My mom always, always honored God. I don’t think he ever had the pleasure of meeting her, but St. Francis of Assisi could have been describing my mom when he said, “Evangelize always. Use words when necessary.” That is how my mom lived her life. She loved God and it showed in everything she did. Church was at least weekly and prayer was at least daily. I remember even as a young kid her always pulling over to pray whenever she heard a siren. Or her just singing to God while cooking breakfast. In my entire life, I don’t remember hearing her ever say a bad word (unless you count the old Slovakian term she would rattle off when she was frustrated. When asked, “Mom, what does that mean anyway?” she would only smile). She was honest to a fault. Okay, not really to a fault, but there were times when I wish she was less honest like when I would come home from college to be greeted by my mom with, “Wow, you really got fat!” Ummm… thanks Mom, I guess. “No really, look how chubby your face is.” Of course as she got older and her mind started slipping a little, she even did a worse job of hiding her feelings as she would walk right up to a scantily clad woman and just shake her head. But most importantly, every day she would just remind us to trust God in everything. We were never rich in worldly possessions, but my Mom would always give whatever she had to anyone in need. I remember sometimes on a hot Summer day, poor strangers would show up to go swimming at our house. It would seem half of them wouldn’t even speak English, and we would ask, “Mom, how do you know them? How did you even communicate with them to invite them over to go swimming?” And my Mom’s simple answer was, “It is so hot outside, wouldn’t you want to come over to cool off in swimming pool on a day like this?” Please excuse the paraphrase, but it reminds me of the words of Jesus recorded in Matthew 25:37-40, “Lord, when did we see you hungry and feed you, or thirsty and give you something to drink, or hot and invite you to cool off in our swimming pool? The King will reply, ‘Truly I tell you, whatever you did for one of the least of these brothers and sisters of mine, you did for me.”
Being one of eight kids, we would often be asked if our mom even knew our names. Of course she did and when we did something stupid it sounded like, “LauraMichaelPaulPatrickTimmyStephenTommyChristopher whoever the heck you are, stop it!” Really Mom, Laura? I still don’t know how she managed to attend every one of our sports games. There would be four separate little league games in four different locations but all at the same time, and our Mom would somehow make all of them. I was always the sick kid and I still remember having to leave Pinocchio for what turned out to be my first asthma attack. You would think I would have all the memories of being rushed to the emergency room, etc. but what I am still amazed at is with seven siblings, how did I get so lucky to just have a night with me and my mom? She was never one to brag, but she could talk about her kids for hours. In fact, the only thing that possibly gave her more joy than her kids was her grandkids. She knew that Every child (both born and unborn) was a precious gift from God.
Another question we’d get was, “8 kids, was your Dad a doctor or a lawyer?” The implication was how in the heck could your Dad provide for EIGHT kids??? The answer was that he didn’t, my Mom did.

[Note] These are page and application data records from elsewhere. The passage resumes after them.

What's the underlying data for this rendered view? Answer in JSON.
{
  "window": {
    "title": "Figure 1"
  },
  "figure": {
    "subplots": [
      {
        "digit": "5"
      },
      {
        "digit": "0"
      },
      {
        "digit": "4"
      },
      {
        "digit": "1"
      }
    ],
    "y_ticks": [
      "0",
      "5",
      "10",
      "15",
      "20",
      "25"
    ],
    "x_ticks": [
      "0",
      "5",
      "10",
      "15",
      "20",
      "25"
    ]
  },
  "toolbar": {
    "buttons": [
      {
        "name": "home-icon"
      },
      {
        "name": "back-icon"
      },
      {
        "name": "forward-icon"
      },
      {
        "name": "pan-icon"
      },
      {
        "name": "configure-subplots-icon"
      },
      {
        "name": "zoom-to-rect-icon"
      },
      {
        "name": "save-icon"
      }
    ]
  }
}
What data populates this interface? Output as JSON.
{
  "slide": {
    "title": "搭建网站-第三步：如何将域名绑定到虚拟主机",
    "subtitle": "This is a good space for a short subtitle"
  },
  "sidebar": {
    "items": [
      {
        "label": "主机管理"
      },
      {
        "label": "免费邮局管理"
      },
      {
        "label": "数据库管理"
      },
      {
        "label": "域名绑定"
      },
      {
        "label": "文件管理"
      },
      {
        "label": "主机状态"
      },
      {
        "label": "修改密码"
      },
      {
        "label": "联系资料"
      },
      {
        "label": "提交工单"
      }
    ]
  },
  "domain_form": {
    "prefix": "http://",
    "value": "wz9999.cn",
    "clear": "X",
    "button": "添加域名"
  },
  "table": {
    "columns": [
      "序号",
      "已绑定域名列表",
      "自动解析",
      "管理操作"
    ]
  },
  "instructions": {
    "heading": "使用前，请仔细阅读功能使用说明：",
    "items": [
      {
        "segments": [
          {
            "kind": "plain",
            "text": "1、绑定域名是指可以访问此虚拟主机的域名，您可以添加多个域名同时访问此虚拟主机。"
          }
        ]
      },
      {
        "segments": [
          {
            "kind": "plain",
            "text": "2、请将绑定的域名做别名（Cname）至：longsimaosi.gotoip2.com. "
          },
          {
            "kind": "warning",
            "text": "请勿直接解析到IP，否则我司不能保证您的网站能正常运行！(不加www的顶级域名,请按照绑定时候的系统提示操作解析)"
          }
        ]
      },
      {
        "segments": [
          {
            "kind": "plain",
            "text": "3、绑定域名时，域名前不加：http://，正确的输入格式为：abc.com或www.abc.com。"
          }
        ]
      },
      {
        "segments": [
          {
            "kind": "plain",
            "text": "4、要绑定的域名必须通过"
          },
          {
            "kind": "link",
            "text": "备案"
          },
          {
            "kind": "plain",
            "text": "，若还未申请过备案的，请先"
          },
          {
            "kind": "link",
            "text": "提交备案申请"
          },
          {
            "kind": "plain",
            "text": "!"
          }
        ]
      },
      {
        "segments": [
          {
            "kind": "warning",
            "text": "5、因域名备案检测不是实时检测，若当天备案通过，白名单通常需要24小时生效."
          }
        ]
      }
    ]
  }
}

She worked her butt off to put food on the table for her family. There was a time when besides all of her own kids, she babysat a bunch of other kids all day. She would then make dinner and try to get a couple of hours of sleep before she would drive down to the not so good part of Santa Ana at 2am where she would unload bundles of newspaper from a truck (about the size of a UPS truck). She would then come home and try to get an hour of sleep, before making us breakfast and getting ready to babysit again. She never complained, she just provided out of love for her family.
AND THEN FUN I don’t know how else to say it, but our Mom was a lot of fun. I have so many fond memories of camping at San Onofre where she would go boogey boarding, trips to Mexico, playing cards, watching movies, swimming, gardening, telling jokes, our holiday meals, our German Shepard that would just sit at the feet of my Mom, and too many other things to mention. In the rare times that she got to relax, she would occasionally enjoy a glass of wine or a fancy beer (aka Milwaukee’s Best or the occasional Schlitz). She loved her sisters and brothers and her many friends (like Susan Liberto and others from church who became like family).
Theresa Marie Stafford was the most amazing woman I knew and I was so blessed to have her as my mother and teacher in this life. We love you Madre!